== TO DO ==
Would you please reproduce all the entries word for word, minus the pictures?

[Entries from a dataset of interfaces]

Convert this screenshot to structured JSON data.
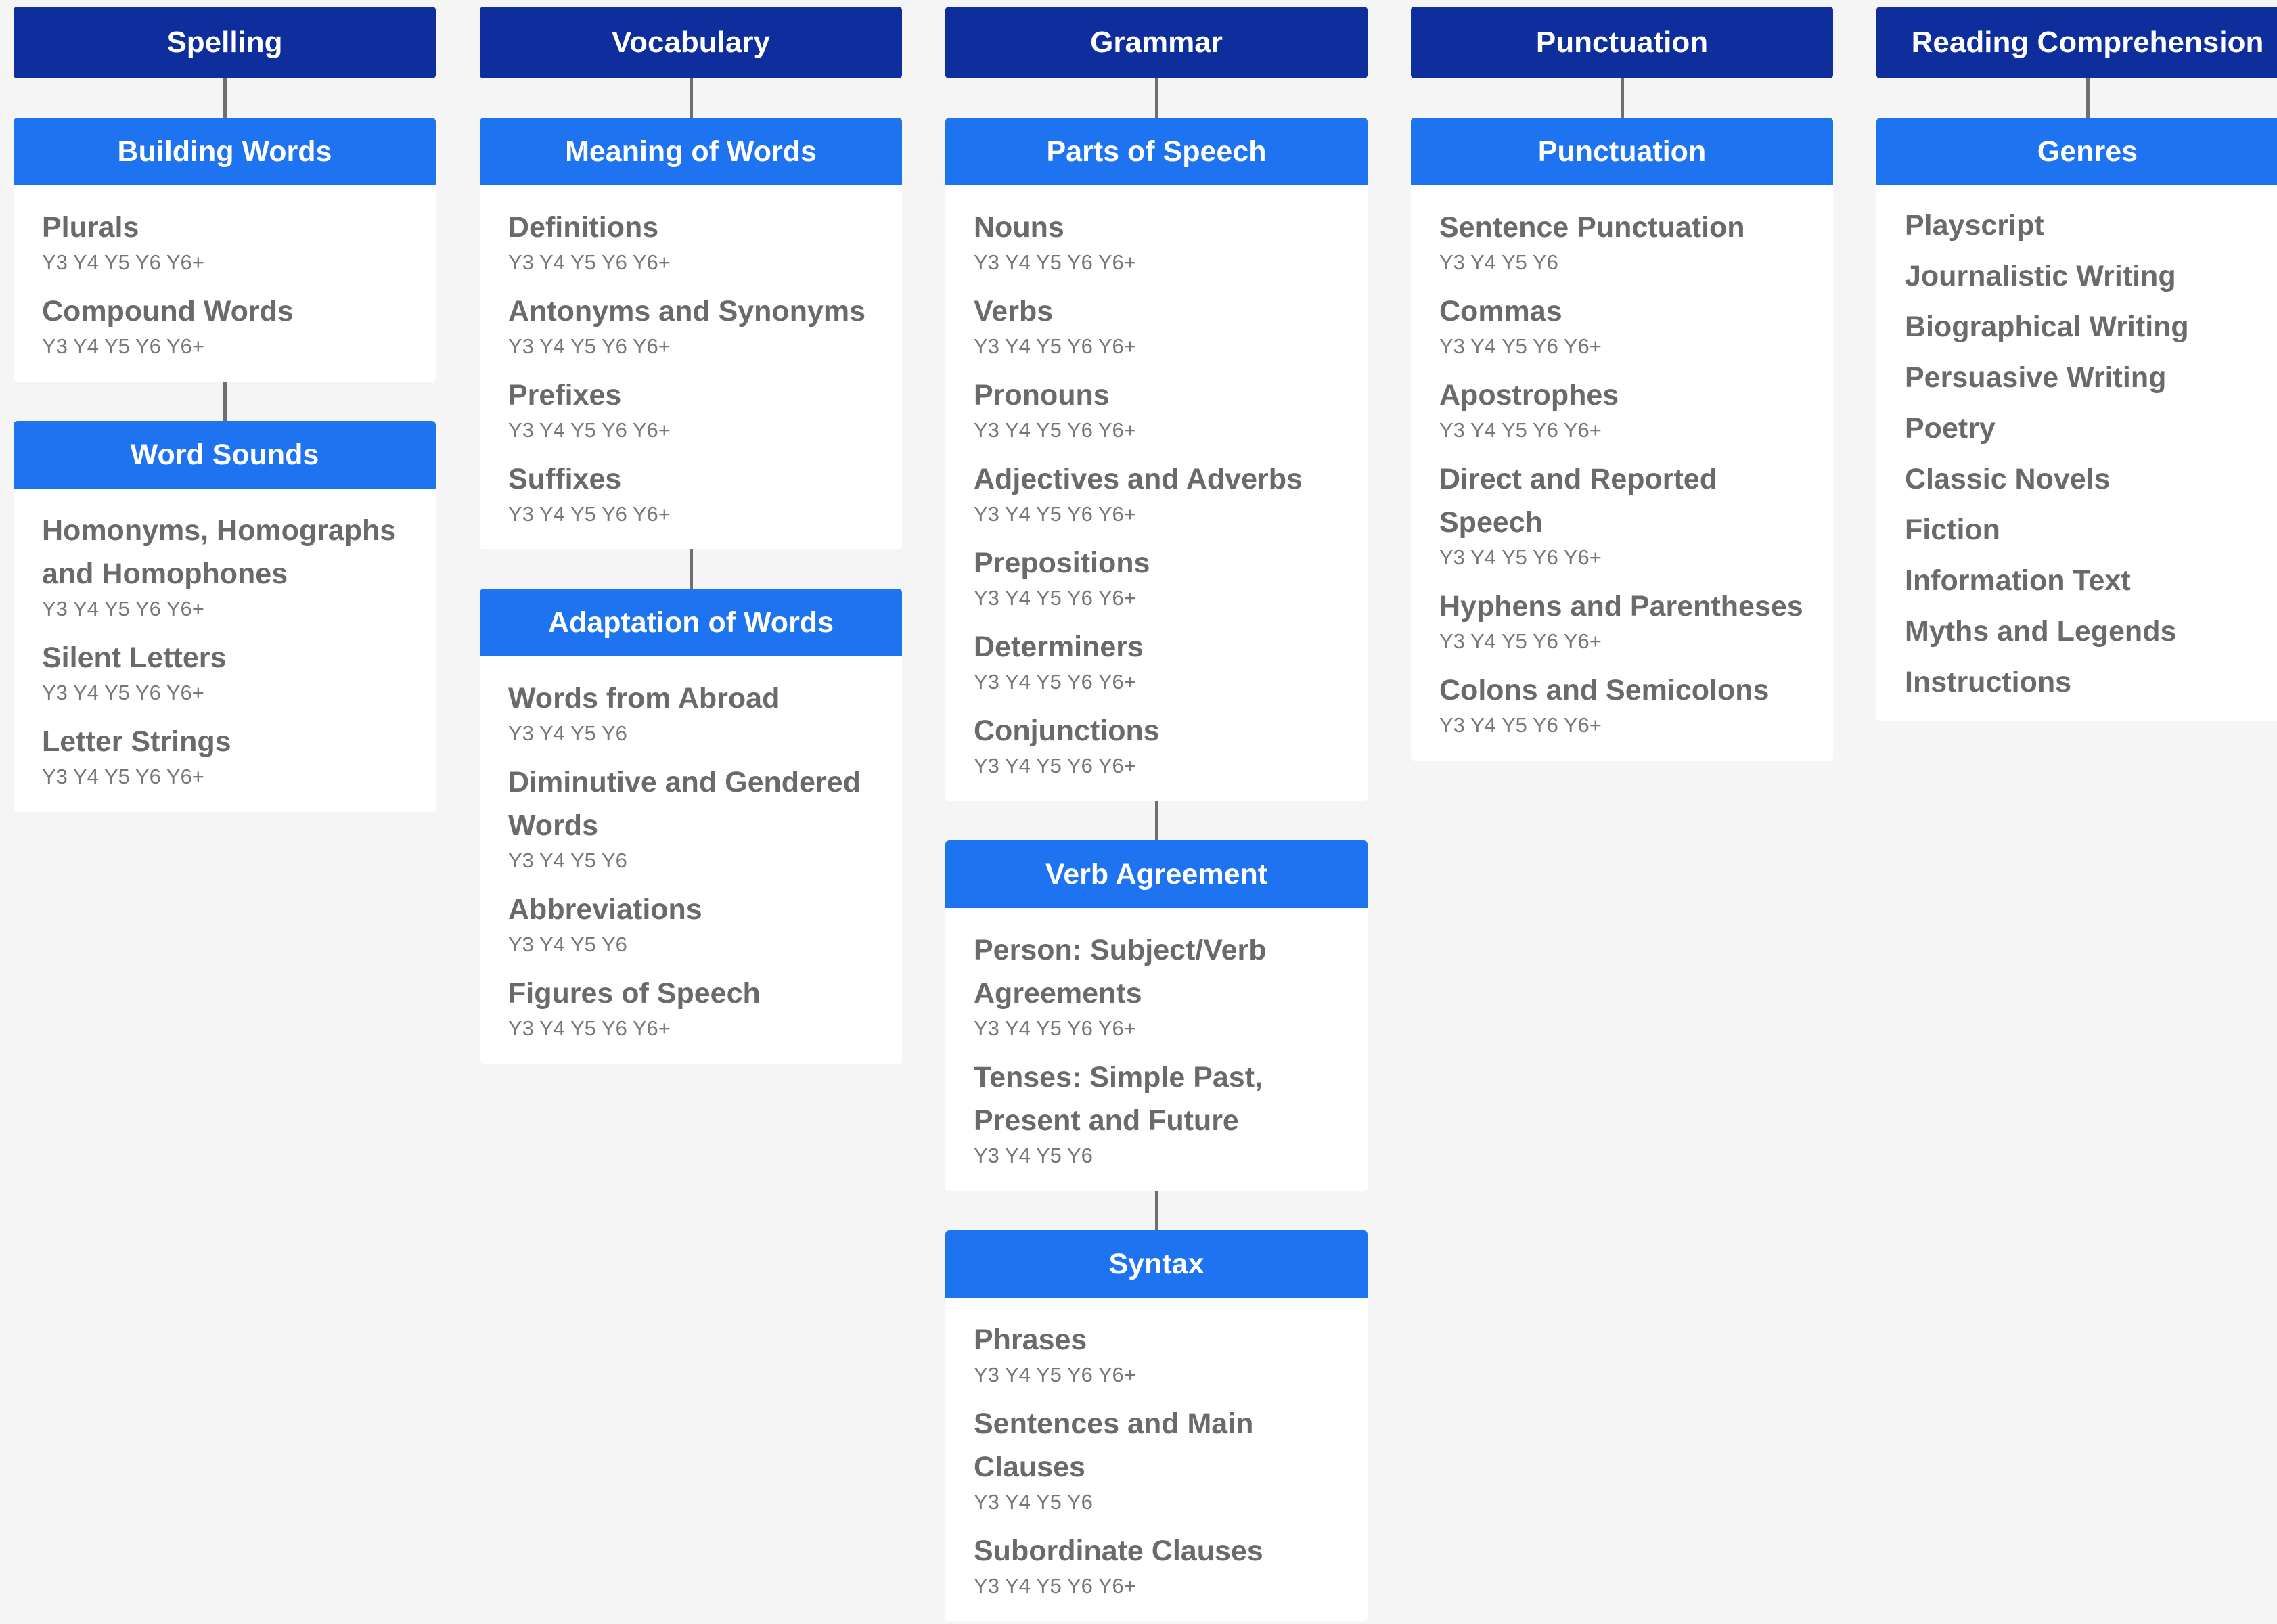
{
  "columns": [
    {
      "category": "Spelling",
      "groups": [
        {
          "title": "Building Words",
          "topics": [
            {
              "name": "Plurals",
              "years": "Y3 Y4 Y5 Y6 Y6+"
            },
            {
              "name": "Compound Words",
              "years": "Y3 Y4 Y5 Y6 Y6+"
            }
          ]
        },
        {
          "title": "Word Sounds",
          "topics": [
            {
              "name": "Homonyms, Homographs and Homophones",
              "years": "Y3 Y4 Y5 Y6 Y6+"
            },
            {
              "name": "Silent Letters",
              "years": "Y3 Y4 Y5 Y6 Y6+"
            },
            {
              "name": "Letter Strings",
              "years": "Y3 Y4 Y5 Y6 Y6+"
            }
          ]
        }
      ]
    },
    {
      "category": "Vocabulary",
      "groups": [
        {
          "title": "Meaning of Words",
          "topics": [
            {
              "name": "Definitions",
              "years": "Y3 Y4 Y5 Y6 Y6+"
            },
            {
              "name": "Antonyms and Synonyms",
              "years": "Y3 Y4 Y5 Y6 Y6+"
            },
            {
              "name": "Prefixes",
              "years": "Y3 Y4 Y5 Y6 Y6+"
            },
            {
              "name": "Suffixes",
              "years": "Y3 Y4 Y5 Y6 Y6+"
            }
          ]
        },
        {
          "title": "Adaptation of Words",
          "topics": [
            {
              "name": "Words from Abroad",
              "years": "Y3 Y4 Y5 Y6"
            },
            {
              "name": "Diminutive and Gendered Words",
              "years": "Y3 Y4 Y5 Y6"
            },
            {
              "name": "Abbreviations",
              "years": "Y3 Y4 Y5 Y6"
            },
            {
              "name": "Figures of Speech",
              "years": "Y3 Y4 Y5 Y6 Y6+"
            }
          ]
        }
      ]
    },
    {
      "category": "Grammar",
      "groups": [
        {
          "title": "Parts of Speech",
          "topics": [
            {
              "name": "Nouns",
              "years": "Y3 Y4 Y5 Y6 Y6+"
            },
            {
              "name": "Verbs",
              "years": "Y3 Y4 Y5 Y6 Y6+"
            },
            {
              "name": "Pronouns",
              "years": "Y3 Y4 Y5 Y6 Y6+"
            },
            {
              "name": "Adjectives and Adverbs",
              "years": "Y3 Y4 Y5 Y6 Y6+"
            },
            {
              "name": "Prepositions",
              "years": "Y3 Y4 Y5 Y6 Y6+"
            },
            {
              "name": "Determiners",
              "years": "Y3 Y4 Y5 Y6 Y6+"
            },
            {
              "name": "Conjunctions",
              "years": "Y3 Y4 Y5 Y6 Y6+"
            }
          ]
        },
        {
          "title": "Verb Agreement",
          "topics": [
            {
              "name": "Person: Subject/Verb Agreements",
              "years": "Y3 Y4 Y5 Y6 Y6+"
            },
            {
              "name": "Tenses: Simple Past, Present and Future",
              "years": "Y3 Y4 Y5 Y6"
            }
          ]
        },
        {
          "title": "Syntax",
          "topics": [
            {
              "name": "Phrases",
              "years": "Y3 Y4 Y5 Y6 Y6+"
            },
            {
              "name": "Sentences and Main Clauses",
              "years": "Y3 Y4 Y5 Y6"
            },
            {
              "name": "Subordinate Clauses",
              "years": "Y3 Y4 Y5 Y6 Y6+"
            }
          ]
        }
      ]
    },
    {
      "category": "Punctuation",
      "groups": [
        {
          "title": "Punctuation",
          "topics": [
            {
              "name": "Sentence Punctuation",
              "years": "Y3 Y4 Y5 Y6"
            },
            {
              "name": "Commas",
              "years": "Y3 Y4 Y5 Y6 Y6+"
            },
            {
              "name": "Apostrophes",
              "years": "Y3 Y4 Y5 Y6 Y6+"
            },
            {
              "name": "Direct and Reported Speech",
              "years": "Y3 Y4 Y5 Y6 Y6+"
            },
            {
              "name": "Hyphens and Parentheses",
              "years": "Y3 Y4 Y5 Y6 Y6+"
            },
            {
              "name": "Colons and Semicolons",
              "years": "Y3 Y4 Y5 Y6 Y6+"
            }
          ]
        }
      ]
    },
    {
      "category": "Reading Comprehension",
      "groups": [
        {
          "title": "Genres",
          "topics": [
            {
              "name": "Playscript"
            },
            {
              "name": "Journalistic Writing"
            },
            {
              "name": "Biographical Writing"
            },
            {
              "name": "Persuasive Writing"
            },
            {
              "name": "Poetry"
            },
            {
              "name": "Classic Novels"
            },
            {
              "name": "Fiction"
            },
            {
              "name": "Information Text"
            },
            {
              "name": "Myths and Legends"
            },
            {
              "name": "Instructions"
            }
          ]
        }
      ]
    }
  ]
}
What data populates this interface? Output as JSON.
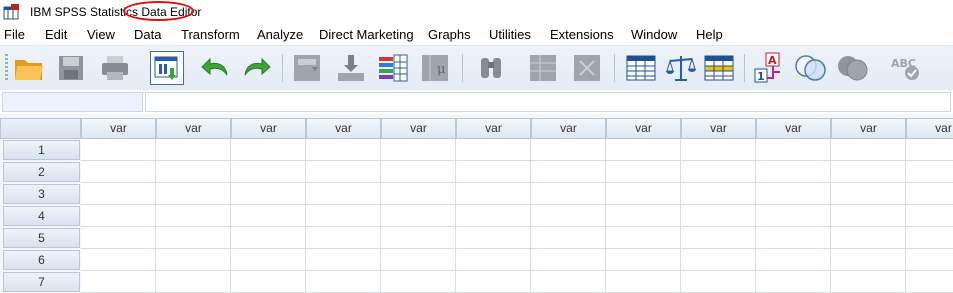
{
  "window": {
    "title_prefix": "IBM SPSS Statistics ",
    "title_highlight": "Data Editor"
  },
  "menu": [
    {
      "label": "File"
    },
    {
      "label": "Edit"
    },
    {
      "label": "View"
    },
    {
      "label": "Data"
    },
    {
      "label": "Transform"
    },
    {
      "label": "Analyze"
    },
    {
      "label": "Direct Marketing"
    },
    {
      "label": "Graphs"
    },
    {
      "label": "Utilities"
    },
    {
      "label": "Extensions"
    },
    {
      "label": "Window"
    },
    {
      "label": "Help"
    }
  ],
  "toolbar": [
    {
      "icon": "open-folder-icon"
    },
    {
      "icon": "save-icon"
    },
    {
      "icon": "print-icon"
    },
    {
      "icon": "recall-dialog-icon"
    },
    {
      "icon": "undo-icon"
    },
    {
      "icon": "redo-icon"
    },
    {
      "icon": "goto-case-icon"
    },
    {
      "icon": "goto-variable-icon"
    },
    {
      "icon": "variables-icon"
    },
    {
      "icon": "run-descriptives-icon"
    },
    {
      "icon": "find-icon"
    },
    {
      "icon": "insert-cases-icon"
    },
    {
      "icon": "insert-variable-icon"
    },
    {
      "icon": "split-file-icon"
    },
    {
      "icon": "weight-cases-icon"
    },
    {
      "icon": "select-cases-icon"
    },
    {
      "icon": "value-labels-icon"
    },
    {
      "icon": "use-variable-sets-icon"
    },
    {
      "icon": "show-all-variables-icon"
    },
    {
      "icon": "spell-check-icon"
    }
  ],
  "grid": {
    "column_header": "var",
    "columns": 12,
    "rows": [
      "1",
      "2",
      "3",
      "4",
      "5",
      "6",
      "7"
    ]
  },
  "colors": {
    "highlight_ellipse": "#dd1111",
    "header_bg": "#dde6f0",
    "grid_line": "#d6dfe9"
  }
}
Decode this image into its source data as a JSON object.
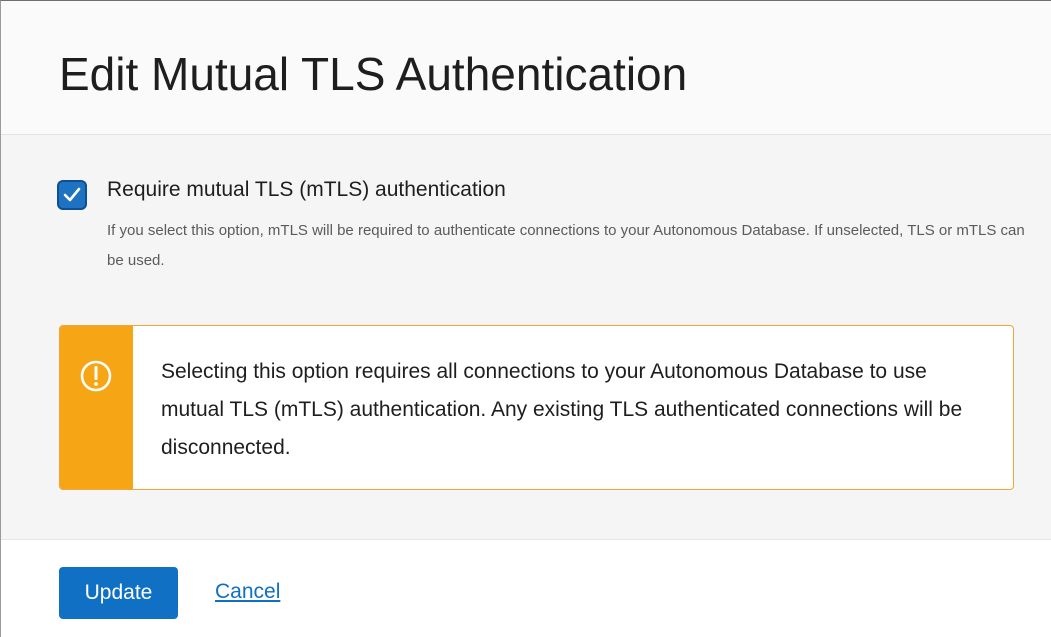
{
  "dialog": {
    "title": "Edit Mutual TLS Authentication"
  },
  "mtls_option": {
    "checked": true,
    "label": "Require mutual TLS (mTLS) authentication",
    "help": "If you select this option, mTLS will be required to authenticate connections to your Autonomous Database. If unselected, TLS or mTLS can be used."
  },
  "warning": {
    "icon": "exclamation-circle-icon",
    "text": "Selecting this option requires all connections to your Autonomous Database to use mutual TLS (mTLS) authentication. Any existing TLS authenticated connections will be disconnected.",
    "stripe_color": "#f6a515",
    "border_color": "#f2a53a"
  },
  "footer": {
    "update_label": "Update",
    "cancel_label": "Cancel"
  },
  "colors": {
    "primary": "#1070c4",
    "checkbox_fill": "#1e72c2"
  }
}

== WORKED SOLUTION ==
Convert this screenshot to structured JSON data.
{
  "columns": [
    {
      "category": "Spelling",
      "groups": [
        {
          "title": "Building Words",
          "topics": [
            {
              "name": "Plurals",
              "years": "Y3 Y4 Y5 Y6 Y6+"
            },
            {
              "name": "Compound Words",
              "years": "Y3 Y4 Y5 Y6 Y6+"
            }
          ]
        },
        {
          "title": "Word Sounds",
          "topics": [
            {
              "name": "Homonyms, Homographs and Homophones",
              "years": "Y3 Y4 Y5 Y6 Y6+"
            },
            {
              "name": "Silent Letters",
              "years": "Y3 Y4 Y5 Y6 Y6+"
            },
            {
              "name": "Letter Strings",
              "years": "Y3 Y4 Y5 Y6 Y6+"
            }
          ]
        }
      ]
    },
    {
      "category": "Vocabulary",
      "groups": [
        {
          "title": "Meaning of Words",
          "topics": [
            {
              "name": "Definitions",
              "years": "Y3 Y4 Y5 Y6 Y6+"
            },
            {
              "name": "Antonyms and Synonyms",
              "years": "Y3 Y4 Y5 Y6 Y6+"
            },
            {
              "name": "Prefixes",
              "years": "Y3 Y4 Y5 Y6 Y6+"
            },
            {
              "name": "Suffixes",
              "years": "Y3 Y4 Y5 Y6 Y6+"
            }
          ]
        },
        {
          "title": "Adaptation of Words",
          "topics": [
            {
              "name": "Words from Abroad",
              "years": "Y3 Y4 Y5 Y6"
            },
            {
              "name": "Diminutive and Gendered Words",
              "years": "Y3 Y4 Y5 Y6"
            },
            {
              "name": "Abbreviations",
              "years": "Y3 Y4 Y5 Y6"
            },
            {
              "name": "Figures of Speech",
              "years": "Y3 Y4 Y5 Y6 Y6+"
            }
          ]
        }
      ]
    },
    {
      "category": "Grammar",
      "groups": [
        {
          "title": "Parts of Speech",
          "topics": [
            {
              "name": "Nouns",
              "years": "Y3 Y4 Y5 Y6 Y6+"
            },
            {
              "name": "Verbs",
              "years": "Y3 Y4 Y5 Y6 Y6+"
            },
            {
              "name": "Pronouns",
              "years": "Y3 Y4 Y5 Y6 Y6+"
            },
            {
              "name": "Adjectives and Adverbs",
              "years": "Y3 Y4 Y5 Y6 Y6+"
            },
            {
              "name": "Prepositions",
              "years": "Y3 Y4 Y5 Y6 Y6+"
            },
            {
              "name": "Determiners",
              "years": "Y3 Y4 Y5 Y6 Y6+"
            },
            {
              "name": "Conjunctions",
              "years": "Y3 Y4 Y5 Y6 Y6+"
            }
          ]
        },
        {
          "title": "Verb Agreement",
          "topics": [
            {
              "name": "Person: Subject/Verb Agreements",
              "years": "Y3 Y4 Y5 Y6 Y6+"
            },
            {
              "name": "Tenses: Simple Past, Present and Future",
              "years": "Y3 Y4 Y5 Y6"
            }
          ]
        },
        {
          "title": "Syntax",
          "topics": [
            {
              "name": "Phrases",
              "years": "Y3 Y4 Y5 Y6 Y6+"
            },
            {
              "name": "Sentences and Main Clauses",
              "years": "Y3 Y4 Y5 Y6"
            },
            {
              "name": "Subordinate Clauses",
              "years": "Y3 Y4 Y5 Y6 Y6+"
            }
          ]
        }
      ]
    },
    {
      "category": "Punctuation",
      "groups": [
        {
          "title": "Punctuation",
          "topics": [
            {
              "name": "Sentence Punctuation",
              "years": "Y3 Y4 Y5 Y6"
            },
            {
              "name": "Commas",
              "years": "Y3 Y4 Y5 Y6 Y6+"
            },
            {
              "name": "Apostrophes",
              "years": "Y3 Y4 Y5 Y6 Y6+"
            },
            {
              "name": "Direct and Reported Speech",
              "years": "Y3 Y4 Y5 Y6 Y6+"
            },
            {
              "name": "Hyphens and Parentheses",
              "years": "Y3 Y4 Y5 Y6 Y6+"
            },
            {
              "name": "Colons and Semicolons",
              "years": "Y3 Y4 Y5 Y6 Y6+"
            }
          ]
        }
      ]
    },
    {
      "category": "Reading Comprehension",
      "groups": [
        {
          "title": "Genres",
          "topics": [
            {
              "name": "Playscript"
            },
            {
              "name": "Journalistic Writing"
            },
            {
              "name": "Biographical Writing"
            },
            {
              "name": "Persuasive Writing"
            },
            {
              "name": "Poetry"
            },
            {
              "name": "Classic Novels"
            },
            {
              "name": "Fiction"
            },
            {
              "name": "Information Text"
            },
            {
              "name": "Myths and Legends"
            },
            {
              "name": "Instructions"
            }
          ]
        }
      ]
    }
  ]
}
What data populates this interface? Output as JSON.
{
  "window": {
    "title_prefix": "IBM SPSS Statistics ",
    "title_highlight": "Data Editor"
  },
  "menu": [
    {
      "label": "File"
    },
    {
      "label": "Edit"
    },
    {
      "label": "View"
    },
    {
      "label": "Data"
    },
    {
      "label": "Transform"
    },
    {
      "label": "Analyze"
    },
    {
      "label": "Direct Marketing"
    },
    {
      "label": "Graphs"
    },
    {
      "label": "Utilities"
    },
    {
      "label": "Extensions"
    },
    {
      "label": "Window"
    },
    {
      "label": "Help"
    }
  ],
  "toolbar": [
    {
      "icon": "open-folder-icon"
    },
    {
      "icon": "save-icon"
    },
    {
      "icon": "print-icon"
    },
    {
      "icon": "recall-dialog-icon"
    },
    {
      "icon": "undo-icon"
    },
    {
      "icon": "redo-icon"
    },
    {
      "icon": "goto-case-icon"
    },
    {
      "icon": "goto-variable-icon"
    },
    {
      "icon": "variables-icon"
    },
    {
      "icon": "run-descriptives-icon"
    },
    {
      "icon": "find-icon"
    },
    {
      "icon": "insert-cases-icon"
    },
    {
      "icon": "insert-variable-icon"
    },
    {
      "icon": "split-file-icon"
    },
    {
      "icon": "weight-cases-icon"
    },
    {
      "icon": "select-cases-icon"
    },
    {
      "icon": "value-labels-icon"
    },
    {
      "icon": "use-variable-sets-icon"
    },
    {
      "icon": "show-all-variables-icon"
    },
    {
      "icon": "spell-check-icon"
    }
  ],
  "grid": {
    "column_header": "var",
    "columns": 12,
    "rows": [
      "1",
      "2",
      "3",
      "4",
      "5",
      "6",
      "7"
    ]
  },
  "colors": {
    "highlight_ellipse": "#dd1111",
    "header_bg": "#dde6f0",
    "grid_line": "#d6dfe9"
  }
}
Decode this image into its source data as a JSON object.
{
  "dialog": {
    "title": "Edit Mutual TLS Authentication"
  },
  "mtls_option": {
    "checked": true,
    "label": "Require mutual TLS (mTLS) authentication",
    "help": "If you select this option, mTLS will be required to authenticate connections to your Autonomous Database. If unselected, TLS or mTLS can be used."
  },
  "warning": {
    "icon": "exclamation-circle-icon",
    "text": "Selecting this option requires all connections to your Autonomous Database to use mutual TLS (mTLS) authentication. Any existing TLS authenticated connections will be disconnected.",
    "stripe_color": "#f6a515",
    "border_color": "#f2a53a"
  },
  "footer": {
    "update_label": "Update",
    "cancel_label": "Cancel"
  },
  "colors": {
    "primary": "#1070c4",
    "checkbox_fill": "#1e72c2"
  }
}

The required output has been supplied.